Vincent Chi Wong and Robert Wyer Jr. (2018) ,"L1. the Effects of Cultural Syndromes on Customers’ Responses to Service Failures: a Perspective-Flexibility-Based Mechanism", in NA - Advances in Consumer Research Volume 46, eds. Andrew Gershoff, Robert Kozinets, and Tiffany White, Duluth, MN : Association for Consumer Research, Pages: 934-934.
Vincent Chi Wong, Lingnan University
Robert Wyer Jr., University of Cincinnati, USA
NA - Advances in Consumer Research Volume 46 | 2018
The Preference for Simultaneity: When Different Events Happen to Different People at the Same Time
Franklin Shaddy, University of Chicago, USA
Yanping Tu, University of Florida, USA
Ayelet Fishbach, University of Chicago, USA
F8. Dual Routes for Consumer Responses to Corporate Social Responsibility: The Role of Positive Moral Emotions, Attitudes, and Empathy

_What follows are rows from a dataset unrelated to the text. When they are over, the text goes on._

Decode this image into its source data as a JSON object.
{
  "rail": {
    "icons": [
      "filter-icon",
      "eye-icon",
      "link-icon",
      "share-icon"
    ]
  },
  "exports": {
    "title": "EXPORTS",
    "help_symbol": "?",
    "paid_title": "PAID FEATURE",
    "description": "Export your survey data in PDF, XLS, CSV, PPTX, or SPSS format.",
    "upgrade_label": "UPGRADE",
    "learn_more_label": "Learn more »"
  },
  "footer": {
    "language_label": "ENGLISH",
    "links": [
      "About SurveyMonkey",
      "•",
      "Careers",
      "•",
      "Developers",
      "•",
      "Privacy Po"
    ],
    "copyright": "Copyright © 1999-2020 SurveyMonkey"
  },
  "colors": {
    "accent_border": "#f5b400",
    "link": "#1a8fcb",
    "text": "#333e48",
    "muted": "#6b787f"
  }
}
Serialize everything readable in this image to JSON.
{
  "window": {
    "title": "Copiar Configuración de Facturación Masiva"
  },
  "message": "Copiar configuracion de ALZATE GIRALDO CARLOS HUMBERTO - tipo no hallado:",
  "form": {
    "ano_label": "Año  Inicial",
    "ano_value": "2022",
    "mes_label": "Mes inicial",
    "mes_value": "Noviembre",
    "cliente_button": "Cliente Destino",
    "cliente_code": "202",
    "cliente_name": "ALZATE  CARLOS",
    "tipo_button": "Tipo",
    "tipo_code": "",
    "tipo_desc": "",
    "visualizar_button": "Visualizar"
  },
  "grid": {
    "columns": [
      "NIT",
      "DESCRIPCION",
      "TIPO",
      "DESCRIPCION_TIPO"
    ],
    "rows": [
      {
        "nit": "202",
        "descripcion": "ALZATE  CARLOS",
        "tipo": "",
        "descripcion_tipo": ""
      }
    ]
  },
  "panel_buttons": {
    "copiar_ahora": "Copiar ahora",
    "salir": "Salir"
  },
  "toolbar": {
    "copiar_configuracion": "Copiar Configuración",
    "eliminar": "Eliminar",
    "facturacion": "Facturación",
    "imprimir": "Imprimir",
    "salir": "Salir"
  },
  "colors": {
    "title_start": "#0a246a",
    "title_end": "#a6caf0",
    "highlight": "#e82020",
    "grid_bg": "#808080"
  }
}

Chunyan Xie, Western Norway University of Applied Sciences
Richard P. Bagozzi, University of Michigan, USA
O2. The Streaking Star Effect: Why People Want Individual Winning Streaks to Continue More than Group Streaks
Jesse Walker, Cornell University, USA
Thomas Gilovich, Cornell University, USA